SHARES Research Paper 03 (2011), ACIL 2011-07, revised May 2012
Published online here and in: (2013) 34(2) Michigan Journal of International Law 359-438.
This paper explores the phenomenon of the sharing of international responsibilities among multiple actors who contribute to injury to third parties. It examines the manifestations of shared responsibility, identifies the normative questions that it raises, assesses its possible consequences for international law and legal doctrine and sets forth a conceptual framework that allows us to analyze questions of shared responsibility. By doing so, the paper lays out the foundations, scope and ambitions of the SHARES Project – a five-year research project funded by the European Research Council and carried out by a research group at the Amsterdam Center for International Law.

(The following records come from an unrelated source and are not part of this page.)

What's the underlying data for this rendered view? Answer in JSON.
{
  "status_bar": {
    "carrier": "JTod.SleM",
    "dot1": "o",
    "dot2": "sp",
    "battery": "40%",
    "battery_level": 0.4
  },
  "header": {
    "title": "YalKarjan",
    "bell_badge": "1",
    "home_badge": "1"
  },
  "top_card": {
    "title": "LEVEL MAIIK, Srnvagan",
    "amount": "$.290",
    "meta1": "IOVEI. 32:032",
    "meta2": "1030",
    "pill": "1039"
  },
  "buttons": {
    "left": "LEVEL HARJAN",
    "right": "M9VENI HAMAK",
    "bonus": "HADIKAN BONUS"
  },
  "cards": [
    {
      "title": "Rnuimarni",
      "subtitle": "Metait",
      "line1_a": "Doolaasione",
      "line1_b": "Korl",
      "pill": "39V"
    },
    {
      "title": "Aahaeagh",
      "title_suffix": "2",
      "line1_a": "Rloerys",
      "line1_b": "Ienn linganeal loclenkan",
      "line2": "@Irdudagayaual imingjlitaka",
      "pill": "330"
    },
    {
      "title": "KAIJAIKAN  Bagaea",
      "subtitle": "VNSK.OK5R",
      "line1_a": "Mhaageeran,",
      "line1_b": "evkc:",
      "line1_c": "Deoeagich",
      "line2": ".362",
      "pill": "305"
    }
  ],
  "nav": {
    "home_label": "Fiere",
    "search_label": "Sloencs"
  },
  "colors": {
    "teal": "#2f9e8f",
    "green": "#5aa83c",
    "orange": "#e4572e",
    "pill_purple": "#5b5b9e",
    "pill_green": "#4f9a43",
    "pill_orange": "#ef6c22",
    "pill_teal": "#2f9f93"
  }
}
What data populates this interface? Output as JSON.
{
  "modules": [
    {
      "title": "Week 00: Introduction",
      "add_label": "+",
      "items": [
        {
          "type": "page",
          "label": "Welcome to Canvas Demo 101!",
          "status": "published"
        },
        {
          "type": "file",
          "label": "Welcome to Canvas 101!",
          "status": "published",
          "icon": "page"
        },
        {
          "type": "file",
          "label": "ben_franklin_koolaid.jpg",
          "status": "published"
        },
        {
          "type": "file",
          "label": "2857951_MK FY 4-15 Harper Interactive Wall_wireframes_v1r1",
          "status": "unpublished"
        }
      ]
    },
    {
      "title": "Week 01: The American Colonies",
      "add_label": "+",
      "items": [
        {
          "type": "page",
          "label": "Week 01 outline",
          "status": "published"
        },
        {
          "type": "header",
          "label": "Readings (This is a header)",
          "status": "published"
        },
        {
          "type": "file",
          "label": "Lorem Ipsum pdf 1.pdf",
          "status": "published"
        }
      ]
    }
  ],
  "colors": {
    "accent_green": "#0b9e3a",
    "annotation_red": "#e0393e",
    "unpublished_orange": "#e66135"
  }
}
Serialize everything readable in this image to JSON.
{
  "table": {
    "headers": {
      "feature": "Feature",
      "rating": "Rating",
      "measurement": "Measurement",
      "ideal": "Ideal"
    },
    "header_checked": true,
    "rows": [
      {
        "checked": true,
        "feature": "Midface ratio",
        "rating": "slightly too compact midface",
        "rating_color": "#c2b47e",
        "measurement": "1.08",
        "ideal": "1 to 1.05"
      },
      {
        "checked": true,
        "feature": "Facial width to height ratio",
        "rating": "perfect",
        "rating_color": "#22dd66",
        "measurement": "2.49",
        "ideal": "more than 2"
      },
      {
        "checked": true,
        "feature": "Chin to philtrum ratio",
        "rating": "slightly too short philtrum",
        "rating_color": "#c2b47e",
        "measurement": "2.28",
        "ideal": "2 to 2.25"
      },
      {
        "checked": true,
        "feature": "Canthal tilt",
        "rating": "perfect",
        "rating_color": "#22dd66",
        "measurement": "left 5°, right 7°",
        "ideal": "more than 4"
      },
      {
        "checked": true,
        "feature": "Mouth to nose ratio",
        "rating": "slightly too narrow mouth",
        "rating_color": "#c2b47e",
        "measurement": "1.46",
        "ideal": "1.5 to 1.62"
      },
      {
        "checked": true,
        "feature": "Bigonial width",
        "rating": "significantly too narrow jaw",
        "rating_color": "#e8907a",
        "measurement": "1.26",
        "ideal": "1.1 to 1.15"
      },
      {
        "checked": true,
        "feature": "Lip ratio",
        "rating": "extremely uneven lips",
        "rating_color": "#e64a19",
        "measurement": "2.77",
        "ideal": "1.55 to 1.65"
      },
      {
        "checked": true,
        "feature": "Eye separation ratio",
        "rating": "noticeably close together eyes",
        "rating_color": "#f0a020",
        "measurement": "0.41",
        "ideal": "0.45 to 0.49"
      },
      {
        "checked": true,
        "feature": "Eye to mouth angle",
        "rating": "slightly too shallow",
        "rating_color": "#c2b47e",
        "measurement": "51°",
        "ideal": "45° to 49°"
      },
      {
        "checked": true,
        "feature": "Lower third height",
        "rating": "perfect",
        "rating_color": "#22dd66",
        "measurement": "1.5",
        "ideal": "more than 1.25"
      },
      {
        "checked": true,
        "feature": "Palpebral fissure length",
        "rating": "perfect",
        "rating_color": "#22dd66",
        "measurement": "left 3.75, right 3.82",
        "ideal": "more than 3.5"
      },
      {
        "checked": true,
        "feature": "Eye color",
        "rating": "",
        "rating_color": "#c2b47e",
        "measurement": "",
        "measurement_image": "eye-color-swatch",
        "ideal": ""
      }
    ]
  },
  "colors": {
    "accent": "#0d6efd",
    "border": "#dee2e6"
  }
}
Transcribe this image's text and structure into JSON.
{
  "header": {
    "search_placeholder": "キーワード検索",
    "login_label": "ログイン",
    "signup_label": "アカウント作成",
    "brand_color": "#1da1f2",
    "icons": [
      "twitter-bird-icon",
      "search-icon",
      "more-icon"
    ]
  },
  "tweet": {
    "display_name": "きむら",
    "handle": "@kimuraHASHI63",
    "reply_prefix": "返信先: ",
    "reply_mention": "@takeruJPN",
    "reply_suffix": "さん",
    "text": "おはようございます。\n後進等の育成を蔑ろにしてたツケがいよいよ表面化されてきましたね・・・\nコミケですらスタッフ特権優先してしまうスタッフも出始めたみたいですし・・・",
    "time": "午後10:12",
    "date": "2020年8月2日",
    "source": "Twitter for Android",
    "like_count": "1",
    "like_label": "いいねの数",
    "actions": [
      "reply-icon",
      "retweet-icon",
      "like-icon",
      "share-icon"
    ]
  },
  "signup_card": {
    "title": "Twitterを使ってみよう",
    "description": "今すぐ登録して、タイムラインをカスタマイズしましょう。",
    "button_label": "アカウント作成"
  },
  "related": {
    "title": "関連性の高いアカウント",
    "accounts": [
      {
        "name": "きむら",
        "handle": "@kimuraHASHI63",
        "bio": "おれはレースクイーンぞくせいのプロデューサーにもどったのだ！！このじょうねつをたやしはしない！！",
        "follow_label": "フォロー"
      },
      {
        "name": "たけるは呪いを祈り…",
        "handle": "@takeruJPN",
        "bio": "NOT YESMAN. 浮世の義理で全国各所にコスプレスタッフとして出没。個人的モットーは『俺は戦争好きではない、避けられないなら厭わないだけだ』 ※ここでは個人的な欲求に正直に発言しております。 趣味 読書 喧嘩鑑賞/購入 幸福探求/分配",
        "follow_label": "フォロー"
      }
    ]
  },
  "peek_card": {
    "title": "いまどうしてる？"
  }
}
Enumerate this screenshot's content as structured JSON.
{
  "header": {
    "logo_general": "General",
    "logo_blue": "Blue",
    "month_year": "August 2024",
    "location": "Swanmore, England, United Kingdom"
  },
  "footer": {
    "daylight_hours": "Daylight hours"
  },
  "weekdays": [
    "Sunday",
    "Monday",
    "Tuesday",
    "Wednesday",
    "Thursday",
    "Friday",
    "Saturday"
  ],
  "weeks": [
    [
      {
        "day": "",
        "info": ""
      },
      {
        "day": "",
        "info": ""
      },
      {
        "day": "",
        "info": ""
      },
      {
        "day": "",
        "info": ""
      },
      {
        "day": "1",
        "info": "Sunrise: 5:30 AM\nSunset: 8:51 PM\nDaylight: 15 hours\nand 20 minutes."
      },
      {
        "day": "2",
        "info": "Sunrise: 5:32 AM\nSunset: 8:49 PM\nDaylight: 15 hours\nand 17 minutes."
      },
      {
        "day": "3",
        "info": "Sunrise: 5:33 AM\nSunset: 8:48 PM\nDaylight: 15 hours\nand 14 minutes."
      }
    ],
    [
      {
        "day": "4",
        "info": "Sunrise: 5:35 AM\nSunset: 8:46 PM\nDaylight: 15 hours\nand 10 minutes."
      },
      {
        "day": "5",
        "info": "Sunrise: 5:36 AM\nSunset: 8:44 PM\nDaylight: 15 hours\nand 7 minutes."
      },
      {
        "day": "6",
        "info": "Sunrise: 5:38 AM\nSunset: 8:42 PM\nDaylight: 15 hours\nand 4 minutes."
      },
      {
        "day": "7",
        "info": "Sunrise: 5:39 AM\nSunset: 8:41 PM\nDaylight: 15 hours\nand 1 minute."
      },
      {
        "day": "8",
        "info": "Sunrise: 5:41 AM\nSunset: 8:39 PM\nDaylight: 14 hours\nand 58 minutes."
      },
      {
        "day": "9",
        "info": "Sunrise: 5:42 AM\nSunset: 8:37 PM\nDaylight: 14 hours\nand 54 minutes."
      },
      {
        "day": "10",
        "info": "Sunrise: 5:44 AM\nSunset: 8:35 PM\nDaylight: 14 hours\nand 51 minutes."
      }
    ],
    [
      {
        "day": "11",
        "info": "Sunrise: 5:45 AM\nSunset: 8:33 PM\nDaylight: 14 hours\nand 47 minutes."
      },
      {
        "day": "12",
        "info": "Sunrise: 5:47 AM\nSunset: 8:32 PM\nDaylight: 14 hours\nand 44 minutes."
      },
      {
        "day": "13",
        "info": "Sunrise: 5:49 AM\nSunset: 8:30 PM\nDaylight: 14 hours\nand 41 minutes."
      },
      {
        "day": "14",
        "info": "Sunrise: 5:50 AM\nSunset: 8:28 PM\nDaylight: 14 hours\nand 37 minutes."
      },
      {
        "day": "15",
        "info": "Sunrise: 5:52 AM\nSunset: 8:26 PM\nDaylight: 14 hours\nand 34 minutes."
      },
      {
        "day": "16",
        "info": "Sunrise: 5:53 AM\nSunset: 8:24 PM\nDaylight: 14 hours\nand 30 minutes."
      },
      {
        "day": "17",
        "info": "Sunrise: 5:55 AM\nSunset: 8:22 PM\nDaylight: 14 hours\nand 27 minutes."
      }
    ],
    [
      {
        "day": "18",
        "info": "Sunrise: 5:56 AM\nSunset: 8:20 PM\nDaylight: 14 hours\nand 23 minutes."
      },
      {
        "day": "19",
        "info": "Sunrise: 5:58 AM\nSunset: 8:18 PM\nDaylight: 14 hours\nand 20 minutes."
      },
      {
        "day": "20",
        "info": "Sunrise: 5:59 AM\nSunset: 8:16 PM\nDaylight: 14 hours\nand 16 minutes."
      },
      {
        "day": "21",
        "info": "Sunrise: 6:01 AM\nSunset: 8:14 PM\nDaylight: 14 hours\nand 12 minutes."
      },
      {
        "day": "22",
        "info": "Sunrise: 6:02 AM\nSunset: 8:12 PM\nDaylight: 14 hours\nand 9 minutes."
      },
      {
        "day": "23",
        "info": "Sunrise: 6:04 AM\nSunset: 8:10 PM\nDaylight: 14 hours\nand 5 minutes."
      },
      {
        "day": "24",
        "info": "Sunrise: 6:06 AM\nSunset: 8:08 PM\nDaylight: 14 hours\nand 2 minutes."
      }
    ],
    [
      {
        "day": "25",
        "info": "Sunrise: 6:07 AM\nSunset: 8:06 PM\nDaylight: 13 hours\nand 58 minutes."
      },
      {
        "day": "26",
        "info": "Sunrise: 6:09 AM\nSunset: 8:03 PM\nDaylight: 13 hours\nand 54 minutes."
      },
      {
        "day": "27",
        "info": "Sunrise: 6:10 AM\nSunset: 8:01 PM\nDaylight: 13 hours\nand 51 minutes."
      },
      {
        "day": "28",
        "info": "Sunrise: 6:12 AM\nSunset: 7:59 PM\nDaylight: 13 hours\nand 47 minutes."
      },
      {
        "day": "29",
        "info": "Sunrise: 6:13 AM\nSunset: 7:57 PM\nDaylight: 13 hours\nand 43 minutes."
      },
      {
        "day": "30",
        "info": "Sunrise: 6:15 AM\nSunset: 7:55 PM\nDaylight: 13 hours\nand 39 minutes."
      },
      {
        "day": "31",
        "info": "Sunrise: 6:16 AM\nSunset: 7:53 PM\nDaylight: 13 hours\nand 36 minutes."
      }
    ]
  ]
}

The paper more particularly explores the current framework of international state responsibility, how it can apply to situations of shared responsibility and what are its limits. It then suggests revisiting the foundations of international responsibility and proposes, in light of its public/private nature and objectives to move away from a unitary to differentiated regimes of international responsibility. It is within this new framework that some key normative questions, both substantial and procedural, that arise in situations of shared responsibility are discussed (joint and several liability, relationship between multiple wrongdoers, changes to the bilateral nature of international dispute settlement).
This revised version (May 2012) replaces a previous version that was available under the title ‘Shared Responsibility in International Law: A Concept Paper’.